fourth in the hearts of cable-TV-news viewers, behind even CNBC. Fox News, like so many Murdochowned properties, openly champions favorite sons and daughters in elections. In 2010, it snared Sarah Palin as a “news analyst.” Now people think they are well informed and getting a diversity of opinion by listening to both Hannity and O’Reilly. The Most Trusted Name in News is the best place to keep up with the latest Tea Party spectacles, with footage of activists dressed up as minutemen. It also served as friend of the court in the nomination coverage of Samuel Alito, who eventually became the swing vote last January in the Supreme Court’s 5–4 Citizens United decision. Murdoch, shaking the money tree whose plums will drop to only one side of the fence, is bound to be at the forefront of a mass movement of well-heeled, formerly frustrated corporations that are now able to financially exercise their right to free speech. Corporations are to be considered people, the court ruling suggests, with the right to put their money where their hearts are in the battle to influence minds and win votes. A day may soon come when these justfolks corporations decide to stop funding candidates covertly, eliminate the middlemen, and run for office themselves. The Citizens United ruling cleared the way for those who think we already have the best government money can buy. Fifteen years ago, we had a chance to stop the relentless march of Rupert Murdoch. His recent milliondollar contribution to the Republican Party is just gravy, for he was already the heaviest hitter in the race to shape public opinion around causes he championed. Defenders of Fox News might claim that the dismissal of Honig’s suit and Time Warner’s capitulation were thrilling examples of our traditional historical support of the exercise and power of free speech, which is now little more than a cover for corporate opinion— and certainly not free.
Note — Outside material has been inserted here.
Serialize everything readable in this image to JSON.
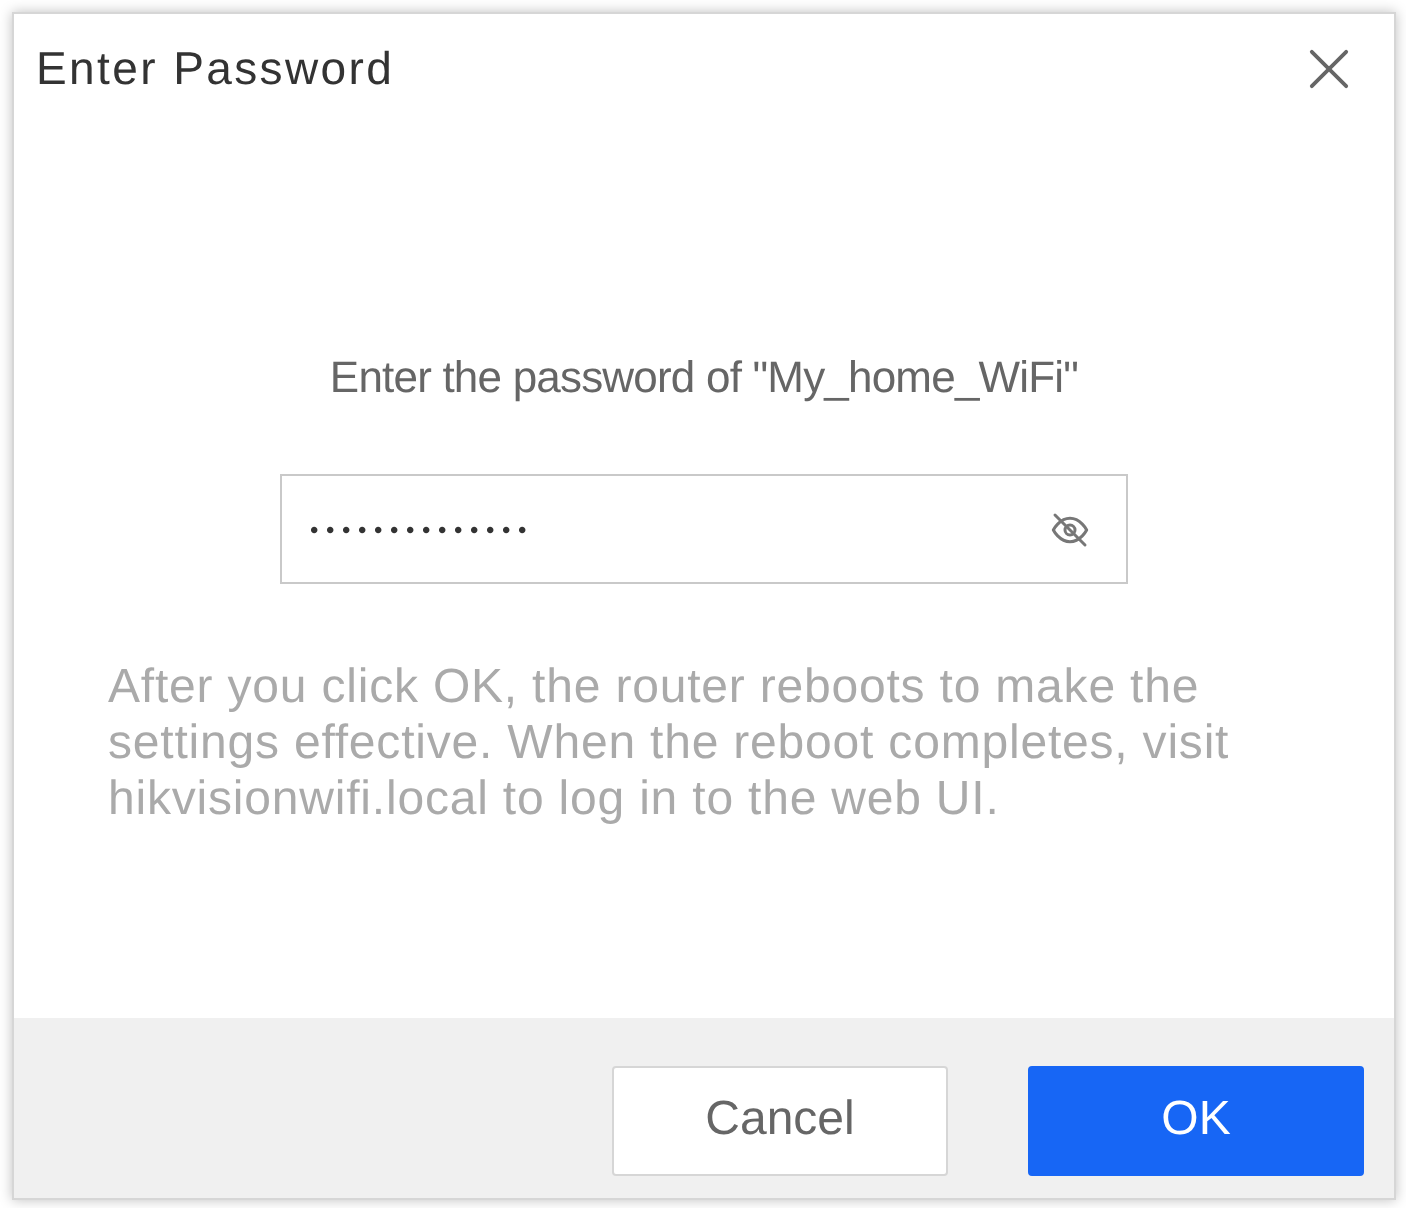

But Murdoch’s victory also may reaffirm the validity of A. J. Liebling’s law, promulgated on May 4, 1960: “Freedom of the press is guaranteed only to those ■ who own one.”